According to Wikipedia, the name originates from the town of the same name, which is in northern Burgos, Castile. Further, the name originates from a certain noble family that held a fief in that area. Wikipedia states, “Salazar is also a common surname among Roma people. Due to several censuses made in the Kingdom of Castile during the 14th and 15th centuries, every Castilian subject was forced to take a name and two surnames. The Roma, who used to call themselves only by a first name, decided to take established surnames to add prestige to their families. They chose from among the oldest noble families, usually of Basque origin, thus it is extremely common to find Roma with surnames such as Heredia, Salazar, Mendoza, or Montoya.”
It is possible that during her research, Rowling drew inspiration from the Roma people taking a new, well-known name as an opportunity to re-create themselves and garner respect. Perhaps this is what Slytherin did for himself and, as a result, Voldemort did the same thing to deny his own recent ancestry and recreate himself.

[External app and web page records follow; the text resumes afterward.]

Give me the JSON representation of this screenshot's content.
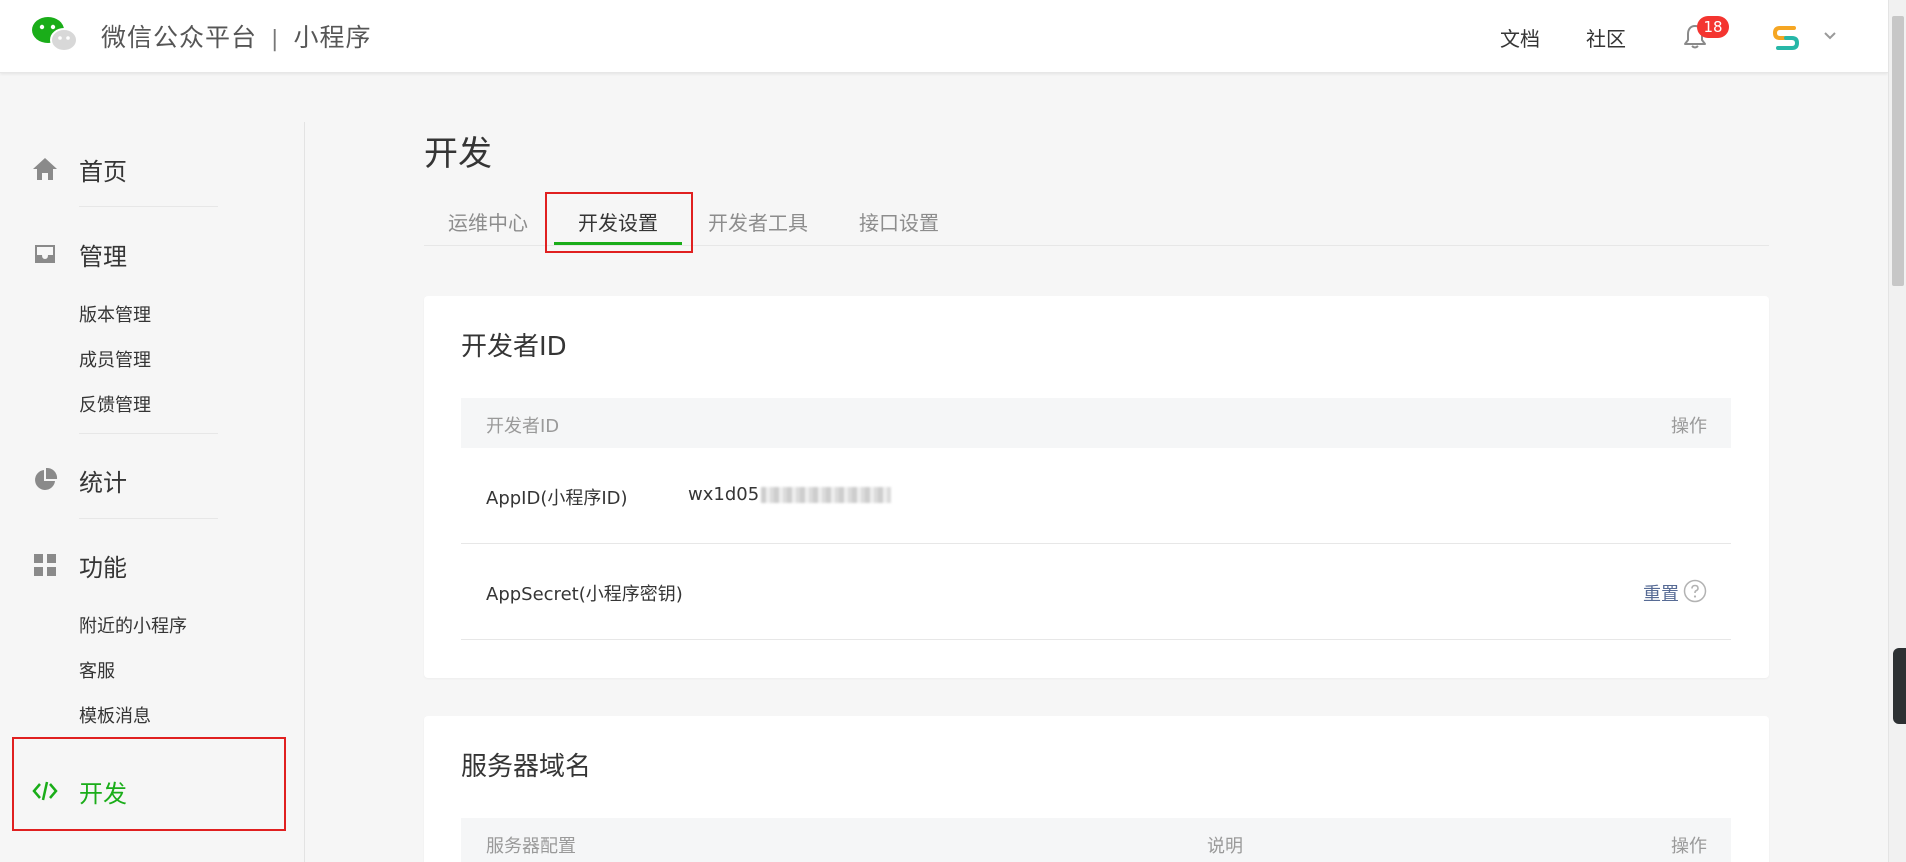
{
  "header": {
    "brand": "微信公众平台",
    "separator": "|",
    "product": "小程序",
    "docs_label": "文档",
    "community_label": "社区",
    "notification_count": "18"
  },
  "sidebar": {
    "home": "首页",
    "manage": "管理",
    "manage_items": [
      "版本管理",
      "成员管理",
      "反馈管理"
    ],
    "stats": "统计",
    "features": "功能",
    "feature_items": [
      "附近的小程序",
      "客服",
      "模板消息"
    ],
    "develop": "开发"
  },
  "main": {
    "title": "开发",
    "tabs": [
      "运维中心",
      "开发设置",
      "开发者工具",
      "接口设置"
    ],
    "active_tab": 1
  },
  "developer_id": {
    "title": "开发者ID",
    "col_id": "开发者ID",
    "col_action": "操作",
    "appid_label": "AppID(小程序ID)",
    "appid_value": "wx1d05",
    "secret_label": "AppSecret(小程序密钥)",
    "reset_label": "重置"
  },
  "server_domain": {
    "title": "服务器域名",
    "col_config": "服务器配置",
    "col_desc": "说明",
    "col_action": "操作"
  },
  "colors": {
    "accent": "#1aad19",
    "highlight": "#e02020",
    "link": "#576b95",
    "badge": "#f43530"
  }
}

This is why he chose a new name, one that was an anagram, so he wouldn’t have to share a name with a “Mudblood.”
Voldemort cannot survive this story, because he spent all of his life denying his past. Dumbledore suffered the same fate. Both men knew the history of their families, for good or bad, and chose to cover them up so that they could become great men themselves. Voldemort’s was simply for power and eternal life for himself. Dumbledore’s, on the other hand, was to pay penance for what happened in his youth, and also perhaps to protect the wizarding world as a whole. Because they could not truly accept their pasts, they had to perish.
Harry, on the other hand, understood his ancestry and knew what he had to do, for better or worse. While he didn’t want to die, he knew that countless others would perish if he didn’t turn himself over to Voldemort. He learned from his own past mistakes and of his parents’, and instead took the gift of love that they had given to him in order to save the wizarding world.
Never being able to escape your past, and learning from it and accepting it as a part of yourself, but not allowing it to define who you are would be in keeping with many of the other lessons readers take away from the Potter series. Is it possible Rowling will ever acknowledge Slytherin’s past so that we can understand Voldemort even more? Only time will tell.